The first update released by Apple for macOS Big Sur 11.0 addresses 60 vulnerabilities affecting various components of the operating system.
macOS Big Sur 11.0 was officially launched on November 12 and on the same day Apple released its first update, version 11.0.1. The company has advised customers to update to this version — macOS Big Sur 11.0 comes preinstalled on certain Mac models — but there have been reports that the Big Sur update is bricking some older MacBook Pros.
Some of the 60 vulnerabilities patched by Big Sur 11.0.1 were previously patched in macOS and other Apple operating systems, including three actively exploited vulnerabilities affecting the kernel and FontParser components.
The actively exploited flaws were reported to Apple by Google Project Zero and they can lead to information disclosure and arbitrary code execution. These security holes also impact some versions of iOS and tvOS.
The other vulnerabilities patched with the release of Big Sur 11.0.1 affect components such as App Store, Audio, Bluetooth, CoreAudio, CoreCapture, CoreGraphics, CoreText, Disk Images, Crash Reporter, Finder, FontParser, Foundation, ImageIO, the kernel, libxml2, libxpc, Logging, Mail, Messages, Model I/O, NetworkExtension, NSRemoteView, PCRE, Power Management, Python, Quick Look, Ruby, Safari, Sandbox, SQLite, System Preferences, WebKit, Wi-Fi and Xsan.
Exploitation of the vulnerabilities can allow privilege escalation, arbitrary code execution, access to restricted information from memory or files, DoS attacks, MitM attacks, modifying the file system, spoofing the address bar in Safari, corrupting data (SQLite), and bypassing protections.
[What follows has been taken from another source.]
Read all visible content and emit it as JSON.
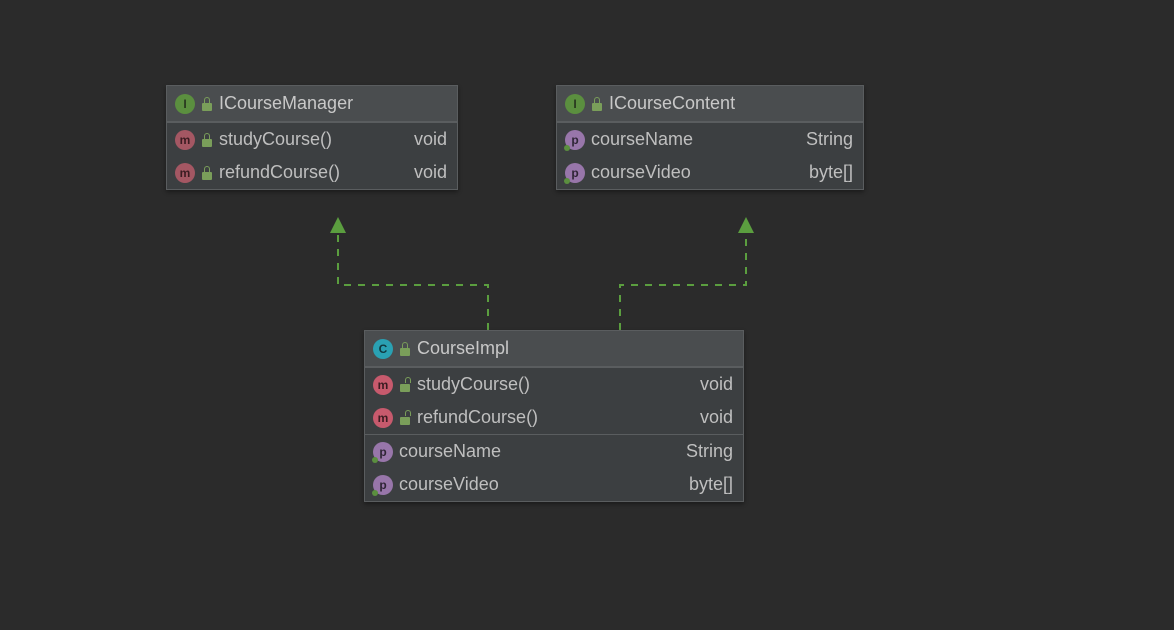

What Apple apparently hasn’t fixed is related to apps on Big Sur bypassing firewall and VPN connections. This issue was brought to light in October and experts believed it would likely get fixed until the official release of Big Sur.
Apple last week also released security updates for Safari, to patch an address bar spoofing issue and a code execution flaw related to WebKit, as well as updates for macOS High Sierra and Mojave, to fix the actively exploited vulnerabilities reported by Google Project Zero.
When it announced Big Sur, the tech giant also unveiled the M1, the first system-on-chip (SoC) designed specifically for the Mac. Apple said the M1 was designed from the very start to work with Big Sur, in an effort to improve performance, battery life and security.